#### DATA SUPPLIED ####
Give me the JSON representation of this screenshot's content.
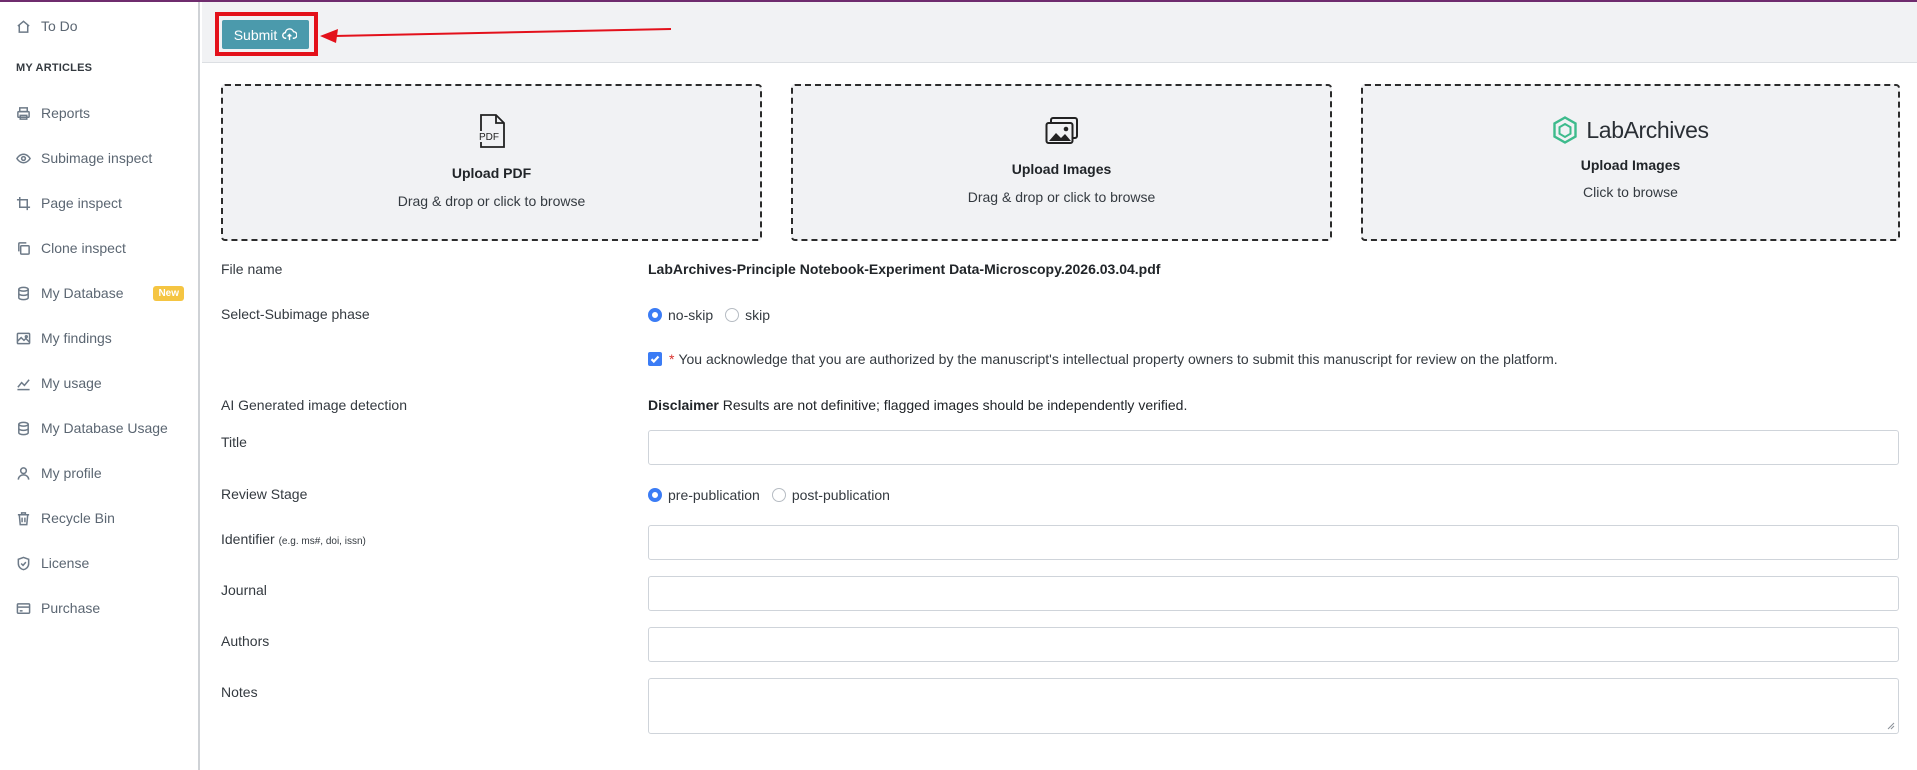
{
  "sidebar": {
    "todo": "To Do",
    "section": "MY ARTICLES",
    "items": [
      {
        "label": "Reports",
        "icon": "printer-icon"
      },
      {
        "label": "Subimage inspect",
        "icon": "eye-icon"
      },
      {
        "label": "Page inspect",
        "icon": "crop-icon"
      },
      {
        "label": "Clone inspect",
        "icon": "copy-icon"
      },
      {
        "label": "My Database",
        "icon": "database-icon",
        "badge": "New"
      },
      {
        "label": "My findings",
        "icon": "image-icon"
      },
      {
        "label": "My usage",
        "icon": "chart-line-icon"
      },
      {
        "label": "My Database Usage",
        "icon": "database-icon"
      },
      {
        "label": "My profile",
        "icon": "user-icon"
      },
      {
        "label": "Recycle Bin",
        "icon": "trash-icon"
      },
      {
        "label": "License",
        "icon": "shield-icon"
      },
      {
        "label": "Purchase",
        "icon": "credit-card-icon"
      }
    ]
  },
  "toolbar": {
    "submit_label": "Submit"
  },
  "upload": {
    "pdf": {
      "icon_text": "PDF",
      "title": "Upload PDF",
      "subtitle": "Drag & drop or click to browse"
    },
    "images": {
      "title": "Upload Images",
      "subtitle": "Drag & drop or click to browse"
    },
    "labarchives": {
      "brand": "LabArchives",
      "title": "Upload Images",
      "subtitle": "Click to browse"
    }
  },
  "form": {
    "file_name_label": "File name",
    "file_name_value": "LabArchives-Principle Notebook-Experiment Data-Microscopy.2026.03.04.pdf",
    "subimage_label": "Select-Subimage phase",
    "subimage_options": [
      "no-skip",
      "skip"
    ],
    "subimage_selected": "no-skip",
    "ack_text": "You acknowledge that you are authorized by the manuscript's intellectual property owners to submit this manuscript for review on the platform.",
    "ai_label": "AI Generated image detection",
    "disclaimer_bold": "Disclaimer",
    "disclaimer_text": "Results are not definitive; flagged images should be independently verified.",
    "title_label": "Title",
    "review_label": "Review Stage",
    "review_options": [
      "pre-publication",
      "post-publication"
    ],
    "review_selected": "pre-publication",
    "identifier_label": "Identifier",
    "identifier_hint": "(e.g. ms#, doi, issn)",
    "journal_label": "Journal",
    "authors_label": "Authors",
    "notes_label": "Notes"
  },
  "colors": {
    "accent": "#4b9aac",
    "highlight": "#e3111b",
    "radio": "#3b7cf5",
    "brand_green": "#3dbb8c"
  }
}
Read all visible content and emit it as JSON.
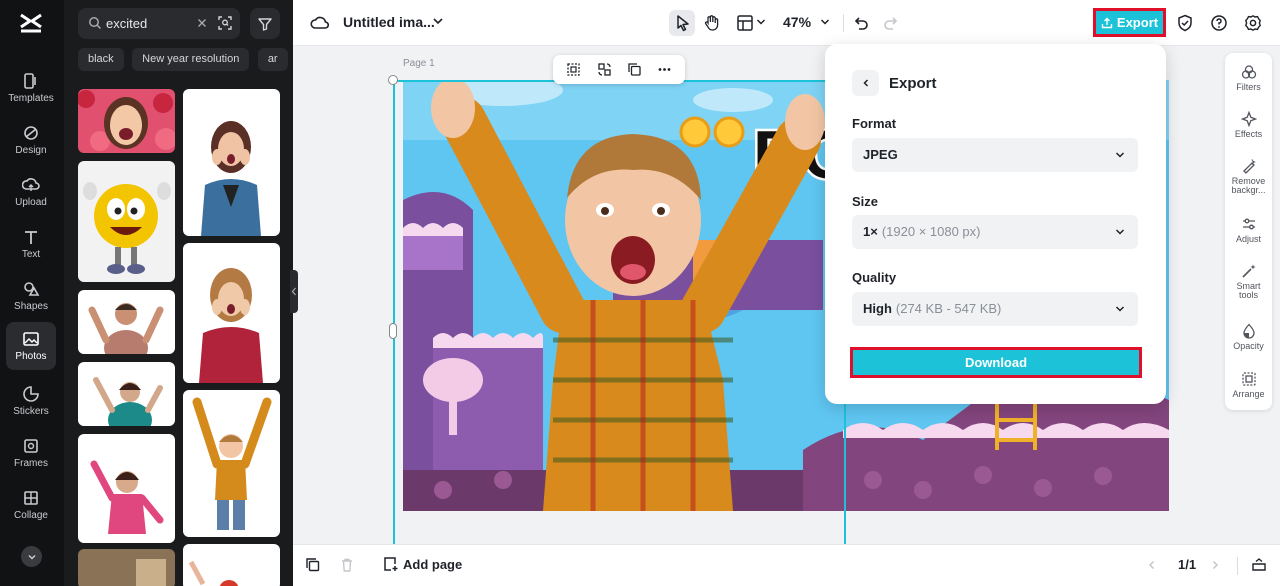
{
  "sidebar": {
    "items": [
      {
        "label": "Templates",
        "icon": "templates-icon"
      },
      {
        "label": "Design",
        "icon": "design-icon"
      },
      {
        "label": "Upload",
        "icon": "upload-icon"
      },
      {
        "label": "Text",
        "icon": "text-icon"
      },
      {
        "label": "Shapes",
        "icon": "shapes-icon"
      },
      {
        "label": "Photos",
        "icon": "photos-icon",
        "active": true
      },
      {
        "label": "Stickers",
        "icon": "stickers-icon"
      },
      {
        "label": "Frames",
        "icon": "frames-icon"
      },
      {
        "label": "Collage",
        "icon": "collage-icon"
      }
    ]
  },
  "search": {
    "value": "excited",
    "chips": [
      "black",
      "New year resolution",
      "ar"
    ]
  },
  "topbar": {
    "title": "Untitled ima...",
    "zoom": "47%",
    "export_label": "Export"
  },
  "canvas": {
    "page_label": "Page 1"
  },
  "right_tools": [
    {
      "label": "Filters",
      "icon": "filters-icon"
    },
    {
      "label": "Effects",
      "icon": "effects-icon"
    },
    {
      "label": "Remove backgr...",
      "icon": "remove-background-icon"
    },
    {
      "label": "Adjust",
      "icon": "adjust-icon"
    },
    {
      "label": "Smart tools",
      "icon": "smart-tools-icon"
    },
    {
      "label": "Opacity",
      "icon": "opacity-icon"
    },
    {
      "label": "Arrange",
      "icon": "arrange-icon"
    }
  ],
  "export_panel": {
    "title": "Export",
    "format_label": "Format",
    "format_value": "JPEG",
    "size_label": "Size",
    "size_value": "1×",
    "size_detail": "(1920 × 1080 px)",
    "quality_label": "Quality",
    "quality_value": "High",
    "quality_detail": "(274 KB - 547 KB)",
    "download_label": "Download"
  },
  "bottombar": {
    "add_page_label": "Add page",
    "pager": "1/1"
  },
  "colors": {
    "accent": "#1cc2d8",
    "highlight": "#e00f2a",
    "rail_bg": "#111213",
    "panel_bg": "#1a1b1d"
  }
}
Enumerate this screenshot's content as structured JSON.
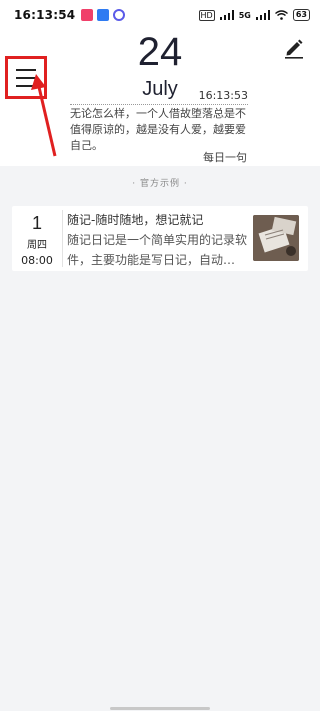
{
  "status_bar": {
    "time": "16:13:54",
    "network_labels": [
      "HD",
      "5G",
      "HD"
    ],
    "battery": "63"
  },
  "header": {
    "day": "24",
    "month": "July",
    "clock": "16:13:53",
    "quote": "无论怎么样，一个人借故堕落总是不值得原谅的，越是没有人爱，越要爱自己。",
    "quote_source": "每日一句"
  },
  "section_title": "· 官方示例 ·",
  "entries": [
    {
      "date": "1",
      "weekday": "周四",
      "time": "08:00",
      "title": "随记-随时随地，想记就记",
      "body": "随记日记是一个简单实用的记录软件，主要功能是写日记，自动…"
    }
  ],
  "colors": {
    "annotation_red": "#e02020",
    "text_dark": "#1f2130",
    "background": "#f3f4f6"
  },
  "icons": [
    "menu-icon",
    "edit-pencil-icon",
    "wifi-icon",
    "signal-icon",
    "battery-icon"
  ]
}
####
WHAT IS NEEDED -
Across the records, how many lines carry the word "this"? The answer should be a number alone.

OUTPUT OF THE TASK -
3